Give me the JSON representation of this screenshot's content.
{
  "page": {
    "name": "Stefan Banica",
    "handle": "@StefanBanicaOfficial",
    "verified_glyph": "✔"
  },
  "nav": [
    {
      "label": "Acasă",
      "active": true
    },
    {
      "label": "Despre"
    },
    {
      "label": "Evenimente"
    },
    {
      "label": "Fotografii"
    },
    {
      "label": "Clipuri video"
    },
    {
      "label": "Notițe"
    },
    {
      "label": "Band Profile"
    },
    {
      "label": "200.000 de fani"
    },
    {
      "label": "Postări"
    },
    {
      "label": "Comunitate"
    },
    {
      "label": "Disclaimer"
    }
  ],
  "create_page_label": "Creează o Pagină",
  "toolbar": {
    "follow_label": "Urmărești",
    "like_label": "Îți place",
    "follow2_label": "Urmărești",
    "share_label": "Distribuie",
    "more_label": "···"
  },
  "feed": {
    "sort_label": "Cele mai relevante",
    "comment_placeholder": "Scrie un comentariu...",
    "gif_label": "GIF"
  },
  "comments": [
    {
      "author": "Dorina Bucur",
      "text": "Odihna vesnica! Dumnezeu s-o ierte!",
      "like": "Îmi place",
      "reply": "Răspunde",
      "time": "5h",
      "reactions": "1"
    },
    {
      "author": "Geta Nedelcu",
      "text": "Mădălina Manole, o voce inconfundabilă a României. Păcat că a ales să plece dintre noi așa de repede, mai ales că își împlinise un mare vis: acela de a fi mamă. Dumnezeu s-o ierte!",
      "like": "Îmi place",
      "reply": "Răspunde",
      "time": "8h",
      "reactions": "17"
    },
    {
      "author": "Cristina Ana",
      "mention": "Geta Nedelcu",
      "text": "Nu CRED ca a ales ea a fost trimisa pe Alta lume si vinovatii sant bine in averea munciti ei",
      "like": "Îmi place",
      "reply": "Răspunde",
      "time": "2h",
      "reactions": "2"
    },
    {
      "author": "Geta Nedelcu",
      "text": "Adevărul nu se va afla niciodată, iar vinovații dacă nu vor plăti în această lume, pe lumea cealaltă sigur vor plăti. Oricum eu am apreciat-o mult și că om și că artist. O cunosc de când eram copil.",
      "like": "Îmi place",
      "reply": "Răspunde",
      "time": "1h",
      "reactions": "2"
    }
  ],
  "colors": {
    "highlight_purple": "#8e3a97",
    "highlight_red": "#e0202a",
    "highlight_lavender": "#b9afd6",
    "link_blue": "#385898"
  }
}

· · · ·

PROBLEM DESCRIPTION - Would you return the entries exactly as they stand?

REPLY TO THE EXERCISE -
Give me the JSON representation of this screenshot's content.
{
  "page": {
    "name": "Stefan Banica",
    "handle": "@StefanBanicaOfficial",
    "verified_glyph": "✔"
  },
  "nav": [
    {
      "label": "Acasă",
      "active": true
    },
    {
      "label": "Despre"
    },
    {
      "label": "Evenimente"
    },
    {
      "label": "Fotografii"
    },
    {
      "label": "Clipuri video"
    },
    {
      "label": "Notițe"
    },
    {
      "label": "Band Profile"
    },
    {
      "label": "200.000 de fani"
    },
    {
      "label": "Postări"
    },
    {
      "label": "Comunitate"
    },
    {
      "label": "Disclaimer"
    }
  ],
  "create_page_label": "Creează o Pagină",
  "toolbar": {
    "follow_label": "Urmărești",
    "like_label": "Îți place",
    "follow2_label": "Urmărești",
    "share_label": "Distribuie",
    "more_label": "···"
  },
  "feed": {
    "sort_label": "Cele mai relevante",
    "comment_placeholder": "Scrie un comentariu...",
    "gif_label": "GIF"
  },
  "comments": [
    {
      "author": "Dorina Bucur",
      "text": "Odihna vesnica! Dumnezeu s-o ierte!",
      "like": "Îmi place",
      "reply": "Răspunde",
      "time": "5h",
      "reactions": "1"
    },
    {
      "author": "Geta Nedelcu",
      "text": "Mădălina Manole, o voce inconfundabilă a României. Păcat că a ales să plece dintre noi așa de repede, mai ales că își împlinise un mare vis: acela de a fi mamă. Dumnezeu s-o ierte!",
      "like": "Îmi place",
      "reply": "Răspunde",
      "time": "8h",
      "reactions": "17"
    },
    {
      "author": "Cristina Ana",
      "mention": "Geta Nedelcu",
      "text": "Nu CRED ca a ales ea a fost trimisa pe Alta lume si vinovatii sant bine in averea munciti ei",
      "like": "Îmi place",
      "reply": "Răspunde",
      "time": "2h",
      "reactions": "2"
    },
    {
      "author": "Geta Nedelcu",
      "text": "Adevărul nu se va afla niciodată, iar vinovații dacă nu vor plăti în această lume, pe lumea cealaltă sigur vor plăti. Oricum eu am apreciat-o mult și că om și că artist. O cunosc de când eram copil.",
      "like": "Îmi place",
      "reply": "Răspunde",
      "time": "1h",
      "reactions": "2"
    }
  ],
  "colors": {
    "highlight_purple": "#8e3a97",
    "highlight_red": "#e0202a",
    "highlight_lavender": "#b9afd6",
    "link_blue": "#385898"
  }
}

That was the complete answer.